WORK ITEM ▸ Make an exact copy of all the records, one that contains none of the pictures.

Entries from a dataset of interfaces
◆ ◆ ◆ ◆ ◆ ◆ ◆

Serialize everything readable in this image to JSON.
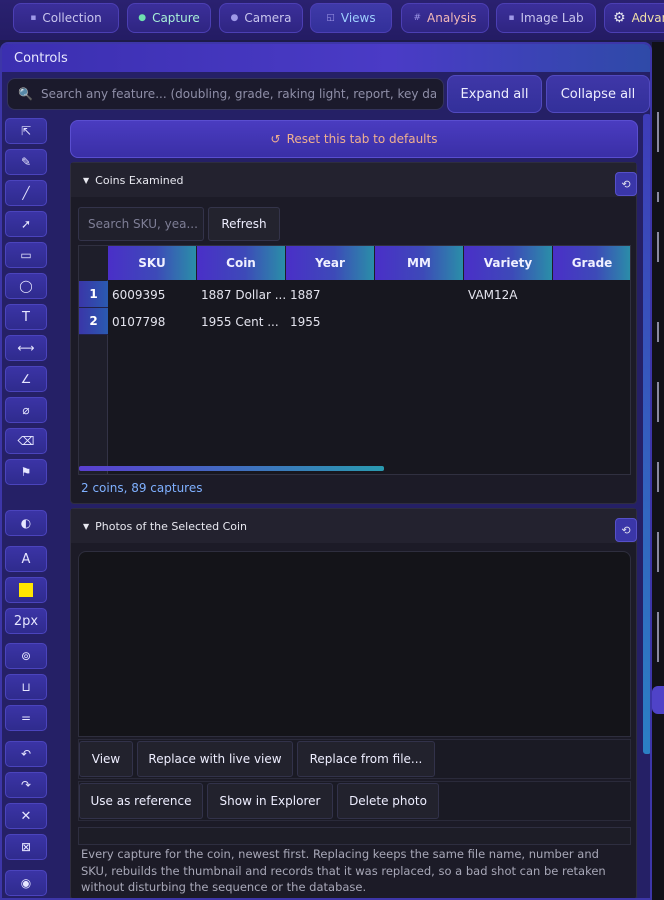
{
  "tabs": [
    {
      "label": "Collection",
      "icon": "▪"
    },
    {
      "label": "Capture",
      "icon": "●"
    },
    {
      "label": "Camera",
      "icon": "●"
    },
    {
      "label": "Views",
      "icon": "◱"
    },
    {
      "label": "Analysis",
      "icon": "#"
    },
    {
      "label": "Image Lab",
      "icon": "▪"
    },
    {
      "label": "Advan",
      "icon": "⚙"
    }
  ],
  "panel": {
    "title": "Controls"
  },
  "search": {
    "placeholder": "Search any feature... (doubling, grade, raking light, report, key dates)"
  },
  "buttons": {
    "expand_all": "Expand all",
    "collapse_all": "Collapse all"
  },
  "toolbar": {
    "text_label": "A",
    "stroke_width": "2px",
    "swatch_color": "#ffe600"
  },
  "reset": {
    "icon": "↺",
    "label": "Reset this tab to defaults"
  },
  "coins_section": {
    "title": "Coins Examined",
    "search_placeholder": "Search SKU, yea...",
    "refresh_label": "Refresh",
    "columns": [
      "SKU",
      "Coin",
      "Year",
      "MM",
      "Variety",
      "Grade"
    ],
    "rows": [
      {
        "num": "1",
        "sku": "6009395",
        "coin": "1887 Dollar ...",
        "year": "1887",
        "mm": "",
        "variety": "VAM12A",
        "grade": ""
      },
      {
        "num": "2",
        "sku": "0107798",
        "coin": "1955 Cent ...",
        "year": "1955",
        "mm": "",
        "variety": "",
        "grade": ""
      }
    ],
    "status": "2 coins, 89 captures"
  },
  "photos_section": {
    "title": "Photos of the Selected Coin",
    "buttons_row1": [
      "View",
      "Replace with live view",
      "Replace from file..."
    ],
    "buttons_row2": [
      "Use as reference",
      "Show in Explorer",
      "Delete photo"
    ],
    "description": "Every capture for the coin, newest first. Replacing keeps the same file name, number and SKU, rebuilds the thumbnail and records that it was replaced, so a bad shot can be retaken without disturbing the sequence or the database."
  },
  "colors": {
    "accent": "#4a3bc6",
    "header_gradient_end": "#2a8fa8",
    "status_text": "#7fb0ff",
    "reset_text": "#f0b090"
  }
}
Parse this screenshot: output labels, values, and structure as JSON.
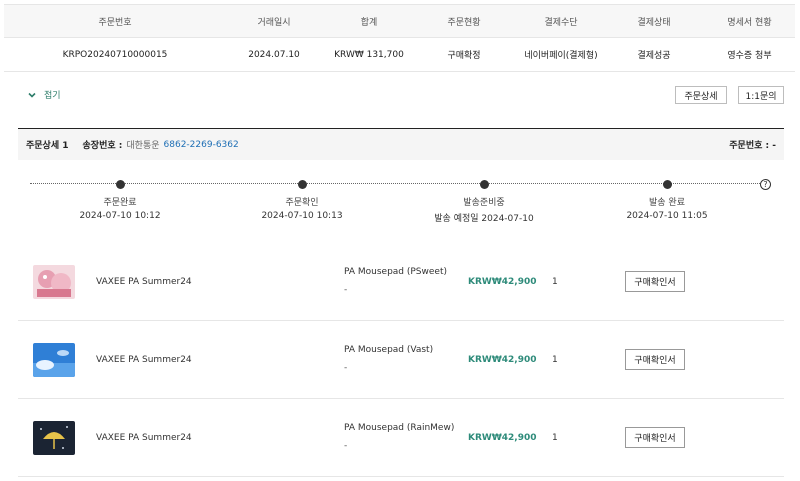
{
  "order_table": {
    "headers": [
      "주문번호",
      "거래일시",
      "합계",
      "주문현황",
      "결제수단",
      "결제상태",
      "명세서 현황"
    ],
    "row": {
      "order_no": "KRPO20240710000015",
      "date": "2024.07.10",
      "total": "KRW₩ 131,700",
      "status": "구매확정",
      "payment_method": "네이버페이(결제형)",
      "payment_status": "결제성공",
      "receipt": "영수증 청부"
    }
  },
  "controls": {
    "fold_label": "접기",
    "order_detail_button": "주문상세",
    "inquiry_button": "1:1문의"
  },
  "detail": {
    "title": "주문상세 1",
    "shipping_label": "송장번호 :",
    "carrier": "대한통운",
    "tracking_no": "6862-2269-6362",
    "order_no_label": "주문번호 : -"
  },
  "timeline": {
    "stages": [
      {
        "label": "주문완료",
        "date": "2024-07-10 10:12"
      },
      {
        "label": "주문확인",
        "date": "2024-07-10 10:13"
      },
      {
        "label": "발송준비중",
        "date": "발송 예정일 2024-07-10"
      },
      {
        "label": "발송 완료",
        "date": "2024-07-10 11:05"
      }
    ],
    "help": "?"
  },
  "items": [
    {
      "product": "VAXEE PA Summer24",
      "variant": "PA Mousepad (PSweet)",
      "variant_sub": "-",
      "price": "KRW₩42,900",
      "qty": "1",
      "button": "구매확인서",
      "thumb_icon": "pink-character-thumbnail"
    },
    {
      "product": "VAXEE PA Summer24",
      "variant": "PA Mousepad (Vast)",
      "variant_sub": "-",
      "price": "KRW₩42,900",
      "qty": "1",
      "button": "구매확인서",
      "thumb_icon": "blue-sky-thumbnail"
    },
    {
      "product": "VAXEE PA Summer24",
      "variant": "PA Mousepad (RainMew)",
      "variant_sub": "-",
      "price": "KRW₩42,900",
      "qty": "1",
      "button": "구매확인서",
      "thumb_icon": "night-umbrella-thumbnail"
    }
  ],
  "colors": {
    "accent_green": "#2e8b57",
    "price_teal": "#2e8b7a",
    "link_blue": "#1f6fb5"
  }
}
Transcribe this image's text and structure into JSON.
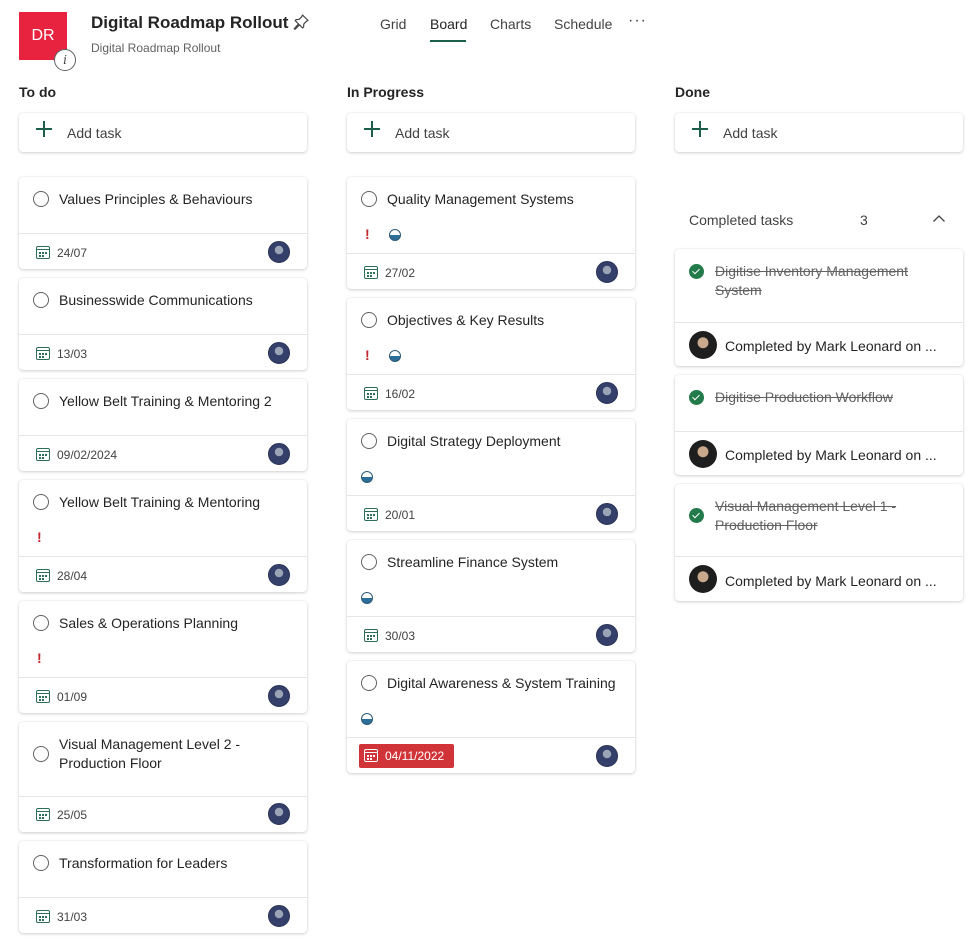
{
  "header": {
    "avatar_initials": "DR",
    "info_icon": "i",
    "title": "Digital Roadmap Rollout",
    "subtitle": "Digital Roadmap Rollout",
    "tabs": [
      "Grid",
      "Board",
      "Charts",
      "Schedule"
    ],
    "active_tab": "Board",
    "more": "···"
  },
  "colors": {
    "accent": "#1b5e4a",
    "avatar": "#e8233f",
    "overdue": "#d13438",
    "urgent": "#c4262e",
    "complete": "#237b4b"
  },
  "add_task_label": "Add task",
  "columns": {
    "todo": {
      "title": "To do",
      "cards": [
        {
          "title": "Values Principles & Behaviours",
          "date": "24/07"
        },
        {
          "title": "Businesswide Communications",
          "date": "13/03"
        },
        {
          "title": "Yellow Belt Training & Mentoring 2",
          "date": "09/02/2024"
        },
        {
          "title": "Yellow Belt Training & Mentoring",
          "urgent": "!",
          "date": "28/04"
        },
        {
          "title": "Sales & Operations Planning",
          "urgent": "!",
          "date": "01/09"
        },
        {
          "title": "Visual Management Level 2 - Production Floor",
          "date": "25/05"
        },
        {
          "title": "Transformation for Leaders",
          "date": "31/03"
        }
      ]
    },
    "progress": {
      "title": "In Progress",
      "cards": [
        {
          "title": "Quality Management Systems",
          "urgent": "!",
          "date": "27/02"
        },
        {
          "title": "Objectives & Key Results",
          "urgent": "!",
          "date": "16/02"
        },
        {
          "title": "Digital Strategy Deployment",
          "date": "20/01"
        },
        {
          "title": "Streamline Finance System",
          "date": "30/03"
        },
        {
          "title": "Digital Awareness & System Training",
          "date": "04/11/2022",
          "overdue": true
        }
      ]
    },
    "done": {
      "title": "Done",
      "completed_label": "Completed tasks",
      "completed_count": "3",
      "cards": [
        {
          "title": "Digitise Inventory Management System",
          "completed_by": "Completed by Mark Leonard on ..."
        },
        {
          "title": "Digitise Production Workflow",
          "completed_by": "Completed by Mark Leonard on ..."
        },
        {
          "title": "Visual Management Level 1 - Production Floor",
          "completed_by": "Completed by Mark Leonard on ..."
        }
      ]
    }
  }
}
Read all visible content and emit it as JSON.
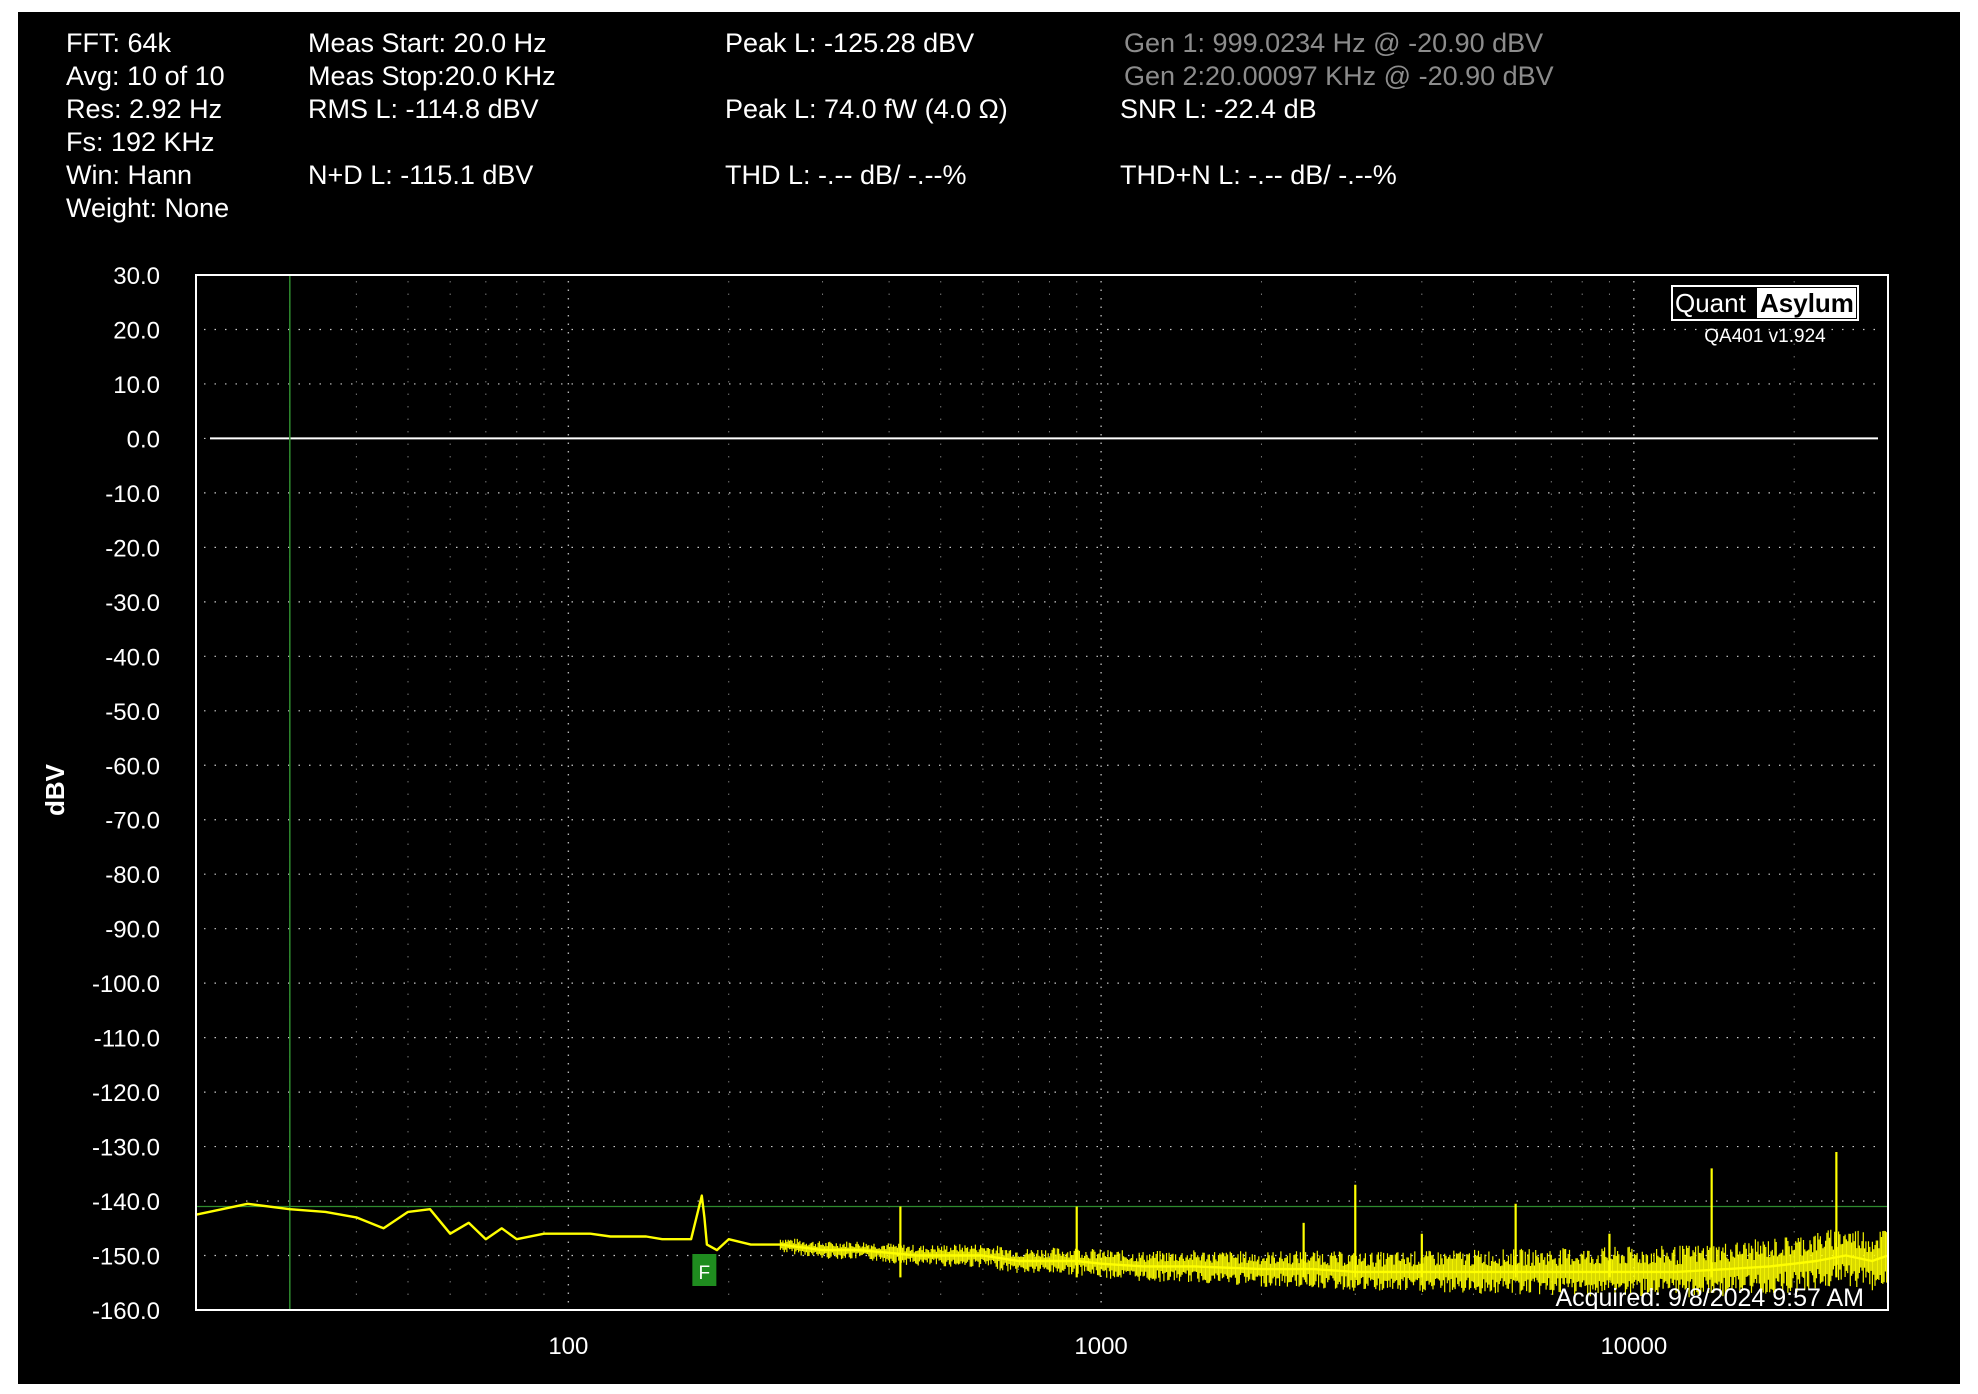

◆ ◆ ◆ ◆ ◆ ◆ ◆

ANSWER TO THIS EXERCISE ▸
Serialize everything readable in this image to JSON.
{
  "tabs": [
    {
      "label": "Collection",
      "icon": "▪"
    },
    {
      "label": "Capture",
      "icon": "●"
    },
    {
      "label": "Camera",
      "icon": "●"
    },
    {
      "label": "Views",
      "icon": "◱"
    },
    {
      "label": "Analysis",
      "icon": "#"
    },
    {
      "label": "Image Lab",
      "icon": "▪"
    },
    {
      "label": "Advan",
      "icon": "⚙"
    }
  ],
  "panel": {
    "title": "Controls"
  },
  "search": {
    "placeholder": "Search any feature... (doubling, grade, raking light, report, key dates)"
  },
  "buttons": {
    "expand_all": "Expand all",
    "collapse_all": "Collapse all"
  },
  "toolbar": {
    "text_label": "A",
    "stroke_width": "2px",
    "swatch_color": "#ffe600"
  },
  "reset": {
    "icon": "↺",
    "label": "Reset this tab to defaults"
  },
  "coins_section": {
    "title": "Coins Examined",
    "search_placeholder": "Search SKU, yea...",
    "refresh_label": "Refresh",
    "columns": [
      "SKU",
      "Coin",
      "Year",
      "MM",
      "Variety",
      "Grade"
    ],
    "rows": [
      {
        "num": "1",
        "sku": "6009395",
        "coin": "1887 Dollar ...",
        "year": "1887",
        "mm": "",
        "variety": "VAM12A",
        "grade": ""
      },
      {
        "num": "2",
        "sku": "0107798",
        "coin": "1955 Cent ...",
        "year": "1955",
        "mm": "",
        "variety": "",
        "grade": ""
      }
    ],
    "status": "2 coins, 89 captures"
  },
  "photos_section": {
    "title": "Photos of the Selected Coin",
    "buttons_row1": [
      "View",
      "Replace with live view",
      "Replace from file..."
    ],
    "buttons_row2": [
      "Use as reference",
      "Show in Explorer",
      "Delete photo"
    ],
    "description": "Every capture for the coin, newest first. Replacing keeps the same file name, number and SKU, rebuilds the thumbnail and records that it was replaced, so a bad shot can be retaken without disturbing the sequence or the database."
  },
  "colors": {
    "accent": "#4a3bc6",
    "header_gradient_end": "#2a8fa8",
    "status_text": "#7fb0ff",
    "reset_text": "#f0b090"
  }
}
Parse this screenshot: output labels, values, and structure as JSON.
{
  "order_table": {
    "headers": [
      "주문번호",
      "거래일시",
      "합계",
      "주문현황",
      "결제수단",
      "결제상태",
      "명세서 현황"
    ],
    "row": {
      "order_no": "KRPO20240710000015",
      "date": "2024.07.10",
      "total": "KRW₩ 131,700",
      "status": "구매확정",
      "payment_method": "네이버페이(결제형)",
      "payment_status": "결제성공",
      "receipt": "영수증 청부"
    }
  },
  "controls": {
    "fold_label": "접기",
    "order_detail_button": "주문상세",
    "inquiry_button": "1:1문의"
  },
  "detail": {
    "title": "주문상세 1",
    "shipping_label": "송장번호 :",
    "carrier": "대한통운",
    "tracking_no": "6862-2269-6362",
    "order_no_label": "주문번호 : -"
  },
  "timeline": {
    "stages": [
      {
        "label": "주문완료",
        "date": "2024-07-10 10:12"
      },
      {
        "label": "주문확인",
        "date": "2024-07-10 10:13"
      },
      {
        "label": "발송준비중",
        "date": "발송 예정일 2024-07-10"
      },
      {
        "label": "발송 완료",
        "date": "2024-07-10 11:05"
      }
    ],
    "help": "?"
  },
  "items": [
    {
      "product": "VAXEE PA Summer24",
      "variant": "PA Mousepad (PSweet)",
      "variant_sub": "-",
      "price": "KRW₩42,900",
      "qty": "1",
      "button": "구매확인서",
      "thumb_icon": "pink-character-thumbnail"
    },
    {
      "product": "VAXEE PA Summer24",
      "variant": "PA Mousepad (Vast)",
      "variant_sub": "-",
      "price": "KRW₩42,900",
      "qty": "1",
      "button": "구매확인서",
      "thumb_icon": "blue-sky-thumbnail"
    },
    {
      "product": "VAXEE PA Summer24",
      "variant": "PA Mousepad (RainMew)",
      "variant_sub": "-",
      "price": "KRW₩42,900",
      "qty": "1",
      "button": "구매확인서",
      "thumb_icon": "night-umbrella-thumbnail"
    }
  ],
  "colors": {
    "accent_green": "#2e8b57",
    "price_teal": "#2e8b7a",
    "link_blue": "#1f6fb5"
  }
}
Transcribe this image's text and structure into JSON.
{
  "header": {
    "avatar_initials": "DR",
    "info_icon": "i",
    "title": "Digital Roadmap Rollout",
    "subtitle": "Digital Roadmap Rollout",
    "tabs": [
      "Grid",
      "Board",
      "Charts",
      "Schedule"
    ],
    "active_tab": "Board",
    "more": "···"
  },
  "colors": {
    "accent": "#1b5e4a",
    "avatar": "#e8233f",
    "overdue": "#d13438",
    "urgent": "#c4262e",
    "complete": "#237b4b"
  },
  "add_task_label": "Add task",
  "columns": {
    "todo": {
      "title": "To do",
      "cards": [
        {
          "title": "Values Principles & Behaviours",
          "date": "24/07"
        },
        {
          "title": "Businesswide Communications",
          "date": "13/03"
        },
        {
          "title": "Yellow Belt Training & Mentoring 2",
          "date": "09/02/2024"
        },
        {
          "title": "Yellow Belt Training & Mentoring",
          "urgent": "!",
          "date": "28/04"
        },
        {
          "title": "Sales & Operations Planning",
          "urgent": "!",
          "date": "01/09"
        },
        {
          "title": "Visual Management Level 2 - Production Floor",
          "date": "25/05"
        },
        {
          "title": "Transformation for Leaders",
          "date": "31/03"
        }
      ]
    },
    "progress": {
      "title": "In Progress",
      "cards": [
        {
          "title": "Quality Management Systems",
          "urgent": "!",
          "date": "27/02"
        },
        {
          "title": "Objectives & Key Results",
          "urgent": "!",
          "date": "16/02"
        },
        {
          "title": "Digital Strategy Deployment",
          "date": "20/01"
        },
        {
          "title": "Streamline Finance System",
          "date": "30/03"
        },
        {
          "title": "Digital Awareness & System Training",
          "date": "04/11/2022",
          "overdue": true
        }
      ]
    },
    "done": {
      "title": "Done",
      "completed_label": "Completed tasks",
      "completed_count": "3",
      "cards": [
        {
          "title": "Digitise Inventory Management System",
          "completed_by": "Completed by Mark Leonard on ..."
        },
        {
          "title": "Digitise Production Workflow",
          "completed_by": "Completed by Mark Leonard on ..."
        },
        {
          "title": "Visual Management Level 1 - Production Floor",
          "completed_by": "Completed by Mark Leonard on ..."
        }
      ]
    }
  }
}
Read all visible content and emit it as JSON.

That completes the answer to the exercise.